=== Your assignment ===
Restate each entry below without changing a word.

Element data from apps and pages:
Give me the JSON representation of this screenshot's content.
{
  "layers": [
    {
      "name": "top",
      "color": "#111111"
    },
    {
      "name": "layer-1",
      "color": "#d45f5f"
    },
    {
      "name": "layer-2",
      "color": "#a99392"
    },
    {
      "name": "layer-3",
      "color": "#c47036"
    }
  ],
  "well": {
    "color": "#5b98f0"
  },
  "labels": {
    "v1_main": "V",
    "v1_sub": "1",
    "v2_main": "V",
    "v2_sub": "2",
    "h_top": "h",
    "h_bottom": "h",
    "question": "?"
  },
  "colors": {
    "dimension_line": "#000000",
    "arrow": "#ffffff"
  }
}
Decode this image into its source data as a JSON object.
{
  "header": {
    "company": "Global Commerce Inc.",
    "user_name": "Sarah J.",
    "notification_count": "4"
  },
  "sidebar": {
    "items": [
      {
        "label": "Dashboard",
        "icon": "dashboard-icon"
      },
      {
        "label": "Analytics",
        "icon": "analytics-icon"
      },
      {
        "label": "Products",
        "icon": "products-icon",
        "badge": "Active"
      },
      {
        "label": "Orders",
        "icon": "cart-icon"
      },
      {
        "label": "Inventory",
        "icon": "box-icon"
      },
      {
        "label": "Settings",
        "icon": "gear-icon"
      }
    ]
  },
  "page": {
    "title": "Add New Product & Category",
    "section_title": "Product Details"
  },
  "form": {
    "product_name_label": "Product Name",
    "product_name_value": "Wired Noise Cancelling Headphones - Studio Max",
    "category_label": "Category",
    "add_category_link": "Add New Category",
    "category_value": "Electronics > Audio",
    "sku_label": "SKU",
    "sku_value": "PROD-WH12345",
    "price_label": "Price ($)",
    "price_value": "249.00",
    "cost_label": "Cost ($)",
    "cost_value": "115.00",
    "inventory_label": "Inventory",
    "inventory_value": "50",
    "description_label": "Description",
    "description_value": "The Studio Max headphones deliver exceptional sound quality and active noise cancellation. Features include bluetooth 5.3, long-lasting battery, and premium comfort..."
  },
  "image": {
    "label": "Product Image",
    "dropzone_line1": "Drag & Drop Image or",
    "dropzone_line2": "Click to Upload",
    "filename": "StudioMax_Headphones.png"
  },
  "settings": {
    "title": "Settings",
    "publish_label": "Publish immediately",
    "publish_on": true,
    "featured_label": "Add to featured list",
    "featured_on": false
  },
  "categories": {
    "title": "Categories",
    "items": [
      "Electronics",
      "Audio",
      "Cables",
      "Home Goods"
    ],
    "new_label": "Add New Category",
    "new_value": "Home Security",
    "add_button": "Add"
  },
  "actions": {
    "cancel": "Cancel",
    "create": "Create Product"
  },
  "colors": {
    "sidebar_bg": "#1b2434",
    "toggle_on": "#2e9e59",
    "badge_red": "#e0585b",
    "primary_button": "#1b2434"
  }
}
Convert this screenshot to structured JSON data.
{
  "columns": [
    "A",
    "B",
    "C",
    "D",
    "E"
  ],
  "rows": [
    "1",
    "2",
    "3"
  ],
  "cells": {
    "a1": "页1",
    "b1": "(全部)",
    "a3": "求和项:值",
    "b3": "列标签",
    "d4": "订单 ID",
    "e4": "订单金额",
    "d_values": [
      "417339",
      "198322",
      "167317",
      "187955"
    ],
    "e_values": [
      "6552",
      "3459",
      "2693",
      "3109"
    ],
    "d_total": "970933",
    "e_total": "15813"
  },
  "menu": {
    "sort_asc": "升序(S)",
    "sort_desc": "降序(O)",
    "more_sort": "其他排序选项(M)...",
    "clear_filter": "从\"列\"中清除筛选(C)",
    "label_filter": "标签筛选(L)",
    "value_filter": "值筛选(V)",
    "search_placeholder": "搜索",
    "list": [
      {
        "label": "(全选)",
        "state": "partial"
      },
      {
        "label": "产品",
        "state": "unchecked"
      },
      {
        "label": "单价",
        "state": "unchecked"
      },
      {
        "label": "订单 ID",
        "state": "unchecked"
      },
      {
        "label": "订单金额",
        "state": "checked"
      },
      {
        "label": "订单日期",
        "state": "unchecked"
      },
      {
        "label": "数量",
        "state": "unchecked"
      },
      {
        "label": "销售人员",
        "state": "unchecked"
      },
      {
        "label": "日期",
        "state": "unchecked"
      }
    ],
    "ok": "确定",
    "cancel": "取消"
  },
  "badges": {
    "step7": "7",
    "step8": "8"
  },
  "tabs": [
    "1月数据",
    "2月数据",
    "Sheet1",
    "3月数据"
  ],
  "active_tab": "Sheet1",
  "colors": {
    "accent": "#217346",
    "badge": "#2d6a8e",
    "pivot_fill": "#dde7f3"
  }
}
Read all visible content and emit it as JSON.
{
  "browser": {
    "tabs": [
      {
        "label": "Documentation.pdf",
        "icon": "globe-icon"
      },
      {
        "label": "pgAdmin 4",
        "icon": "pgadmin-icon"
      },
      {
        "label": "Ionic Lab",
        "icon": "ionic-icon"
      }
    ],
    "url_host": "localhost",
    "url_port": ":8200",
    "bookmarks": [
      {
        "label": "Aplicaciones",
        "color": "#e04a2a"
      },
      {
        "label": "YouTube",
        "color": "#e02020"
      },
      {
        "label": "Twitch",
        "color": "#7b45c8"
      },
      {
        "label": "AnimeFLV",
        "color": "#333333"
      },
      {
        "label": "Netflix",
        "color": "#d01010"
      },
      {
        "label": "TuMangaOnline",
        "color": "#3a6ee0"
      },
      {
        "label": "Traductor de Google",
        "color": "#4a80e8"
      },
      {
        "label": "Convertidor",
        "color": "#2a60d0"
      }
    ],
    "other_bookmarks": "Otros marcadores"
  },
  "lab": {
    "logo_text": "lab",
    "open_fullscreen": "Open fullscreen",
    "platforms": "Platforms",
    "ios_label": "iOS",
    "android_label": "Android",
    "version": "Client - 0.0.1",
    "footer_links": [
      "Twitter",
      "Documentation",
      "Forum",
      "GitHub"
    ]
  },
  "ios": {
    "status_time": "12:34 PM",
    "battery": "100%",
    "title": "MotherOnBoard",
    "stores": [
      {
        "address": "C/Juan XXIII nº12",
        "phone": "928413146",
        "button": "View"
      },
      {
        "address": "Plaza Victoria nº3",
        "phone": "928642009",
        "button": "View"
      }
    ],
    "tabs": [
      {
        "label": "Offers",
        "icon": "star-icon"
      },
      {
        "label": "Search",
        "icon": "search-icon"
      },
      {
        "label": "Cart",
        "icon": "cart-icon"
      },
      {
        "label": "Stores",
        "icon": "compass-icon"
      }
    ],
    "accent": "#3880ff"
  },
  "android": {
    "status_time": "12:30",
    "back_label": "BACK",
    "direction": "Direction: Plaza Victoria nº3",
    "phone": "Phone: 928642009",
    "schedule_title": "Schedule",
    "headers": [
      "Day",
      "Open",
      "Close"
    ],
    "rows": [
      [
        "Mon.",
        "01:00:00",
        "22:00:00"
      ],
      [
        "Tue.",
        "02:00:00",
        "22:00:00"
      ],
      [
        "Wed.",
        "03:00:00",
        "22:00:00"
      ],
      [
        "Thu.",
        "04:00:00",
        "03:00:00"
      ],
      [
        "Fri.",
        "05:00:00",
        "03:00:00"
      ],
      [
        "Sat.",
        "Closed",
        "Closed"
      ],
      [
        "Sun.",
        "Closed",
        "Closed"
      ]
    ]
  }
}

=== Exercise answer ===
Give me the JSON representation of this screenshot's content.
{
  "layers": [
    {
      "name": "top",
      "color": "#111111"
    },
    {
      "name": "layer-1",
      "color": "#d45f5f"
    },
    {
      "name": "layer-2",
      "color": "#a99392"
    },
    {
      "name": "layer-3",
      "color": "#c47036"
    }
  ],
  "well": {
    "color": "#5b98f0"
  },
  "labels": {
    "v1_main": "V",
    "v1_sub": "1",
    "v2_main": "V",
    "v2_sub": "2",
    "h_top": "h",
    "h_bottom": "h",
    "question": "?"
  },
  "colors": {
    "dimension_line": "#000000",
    "arrow": "#ffffff"
  }
}
Decode this image into its source data as a JSON object.
{
  "header": {
    "company": "Global Commerce Inc.",
    "user_name": "Sarah J.",
    "notification_count": "4"
  },
  "sidebar": {
    "items": [
      {
        "label": "Dashboard",
        "icon": "dashboard-icon"
      },
      {
        "label": "Analytics",
        "icon": "analytics-icon"
      },
      {
        "label": "Products",
        "icon": "products-icon",
        "badge": "Active"
      },
      {
        "label": "Orders",
        "icon": "cart-icon"
      },
      {
        "label": "Inventory",
        "icon": "box-icon"
      },
      {
        "label": "Settings",
        "icon": "gear-icon"
      }
    ]
  },
  "page": {
    "title": "Add New Product & Category",
    "section_title": "Product Details"
  },
  "form": {
    "product_name_label": "Product Name",
    "product_name_value": "Wired Noise Cancelling Headphones - Studio Max",
    "category_label": "Category",
    "add_category_link": "Add New Category",
    "category_value": "Electronics > Audio",
    "sku_label": "SKU",
    "sku_value": "PROD-WH12345",
    "price_label": "Price ($)",
    "price_value": "249.00",
    "cost_label": "Cost ($)",
    "cost_value": "115.00",
    "inventory_label": "Inventory",
    "inventory_value": "50",
    "description_label": "Description",
    "description_value": "The Studio Max headphones deliver exceptional sound quality and active noise cancellation. Features include bluetooth 5.3, long-lasting battery, and premium comfort..."
  },
  "image": {
    "label": "Product Image",
    "dropzone_line1": "Drag & Drop Image or",
    "dropzone_line2": "Click to Upload",
    "filename": "StudioMax_Headphones.png"
  },
  "settings": {
    "title": "Settings",
    "publish_label": "Publish immediately",
    "publish_on": true,
    "featured_label": "Add to featured list",
    "featured_on": false
  },
  "categories": {
    "title": "Categories",
    "items": [
      "Electronics",
      "Audio",
      "Cables",
      "Home Goods"
    ],
    "new_label": "Add New Category",
    "new_value": "Home Security",
    "add_button": "Add"
  },
  "actions": {
    "cancel": "Cancel",
    "create": "Create Product"
  },
  "colors": {
    "sidebar_bg": "#1b2434",
    "toggle_on": "#2e9e59",
    "badge_red": "#e0585b",
    "primary_button": "#1b2434"
  }
}
Convert this screenshot to structured JSON data.
{
  "columns": [
    "A",
    "B",
    "C",
    "D",
    "E"
  ],
  "rows": [
    "1",
    "2",
    "3"
  ],
  "cells": {
    "a1": "页1",
    "b1": "(全部)",
    "a3": "求和项:值",
    "b3": "列标签",
    "d4": "订单 ID",
    "e4": "订单金额",
    "d_values": [
      "417339",
      "198322",
      "167317",
      "187955"
    ],
    "e_values": [
      "6552",
      "3459",
      "2693",
      "3109"
    ],
    "d_total": "970933",
    "e_total": "15813"
  },
  "menu": {
    "sort_asc": "升序(S)",
    "sort_desc": "降序(O)",
    "more_sort": "其他排序选项(M)...",
    "clear_filter": "从\"列\"中清除筛选(C)",
    "label_filter": "标签筛选(L)",
    "value_filter": "值筛选(V)",
    "search_placeholder": "搜索",
    "list": [
      {
        "label": "(全选)",
        "state": "partial"
      },
      {
        "label": "产品",
        "state": "unchecked"
      },
      {
        "label": "单价",
        "state": "unchecked"
      },
      {
        "label": "订单 ID",
        "state": "unchecked"
      },
      {
        "label": "订单金额",
        "state": "checked"
      },
      {
        "label": "订单日期",
        "state": "unchecked"
      },
      {
        "label": "数量",
        "state": "unchecked"
      },
      {
        "label": "销售人员",
        "state": "unchecked"
      },
      {
        "label": "日期",
        "state": "unchecked"
      }
    ],
    "ok": "确定",
    "cancel": "取消"
  },
  "badges": {
    "step7": "7",
    "step8": "8"
  },
  "tabs": [
    "1月数据",
    "2月数据",
    "Sheet1",
    "3月数据"
  ],
  "active_tab": "Sheet1",
  "colors": {
    "accent": "#217346",
    "badge": "#2d6a8e",
    "pivot_fill": "#dde7f3"
  }
}
Read all visible content and emit it as JSON.
{
  "browser": {
    "tabs": [
      {
        "label": "Documentation.pdf",
        "icon": "globe-icon"
      },
      {
        "label": "pgAdmin 4",
        "icon": "pgadmin-icon"
      },
      {
        "label": "Ionic Lab",
        "icon": "ionic-icon"
      }
    ],
    "url_host": "localhost",
    "url_port": ":8200",
    "bookmarks": [
      {
        "label": "Aplicaciones",
        "color": "#e04a2a"
      },
      {
        "label": "YouTube",
        "color": "#e02020"
      },
      {
        "label": "Twitch",
        "color": "#7b45c8"
      },
      {
        "label": "AnimeFLV",
        "color": "#333333"
      },
      {
        "label": "Netflix",
        "color": "#d01010"
      },
      {
        "label": "TuMangaOnline",
        "color": "#3a6ee0"
      },
      {
        "label": "Traductor de Google",
        "color": "#4a80e8"
      },
      {
        "label": "Convertidor",
        "color": "#2a60d0"
      }
    ],
    "other_bookmarks": "Otros marcadores"
  },
  "lab": {
    "logo_text": "lab",
    "open_fullscreen": "Open fullscreen",
    "platforms": "Platforms",
    "ios_label": "iOS",
    "android_label": "Android",
    "version": "Client - 0.0.1",
    "footer_links": [
      "Twitter",
      "Documentation",
      "Forum",
      "GitHub"
    ]
  },
  "ios": {
    "status_time": "12:34 PM",
    "battery": "100%",
    "title": "MotherOnBoard",
    "stores": [
      {
        "address": "C/Juan XXIII nº12",
        "phone": "928413146",
        "button": "View"
      },
      {
        "address": "Plaza Victoria nº3",
        "phone": "928642009",
        "button": "View"
      }
    ],
    "tabs": [
      {
        "label": "Offers",
        "icon": "star-icon"
      },
      {
        "label": "Search",
        "icon": "search-icon"
      },
      {
        "label": "Cart",
        "icon": "cart-icon"
      },
      {
        "label": "Stores",
        "icon": "compass-icon"
      }
    ],
    "accent": "#3880ff"
  },
  "android": {
    "status_time": "12:30",
    "back_label": "BACK",
    "direction": "Direction: Plaza Victoria nº3",
    "phone": "Phone: 928642009",
    "schedule_title": "Schedule",
    "headers": [
      "Day",
      "Open",
      "Close"
    ],
    "rows": [
      [
        "Mon.",
        "01:00:00",
        "22:00:00"
      ],
      [
        "Tue.",
        "02:00:00",
        "22:00:00"
      ],
      [
        "Wed.",
        "03:00:00",
        "22:00:00"
      ],
      [
        "Thu.",
        "04:00:00",
        "03:00:00"
      ],
      [
        "Fri.",
        "05:00:00",
        "03:00:00"
      ],
      [
        "Sat.",
        "Closed",
        "Closed"
      ],
      [
        "Sun.",
        "Closed",
        "Closed"
      ]
    ]
  }
}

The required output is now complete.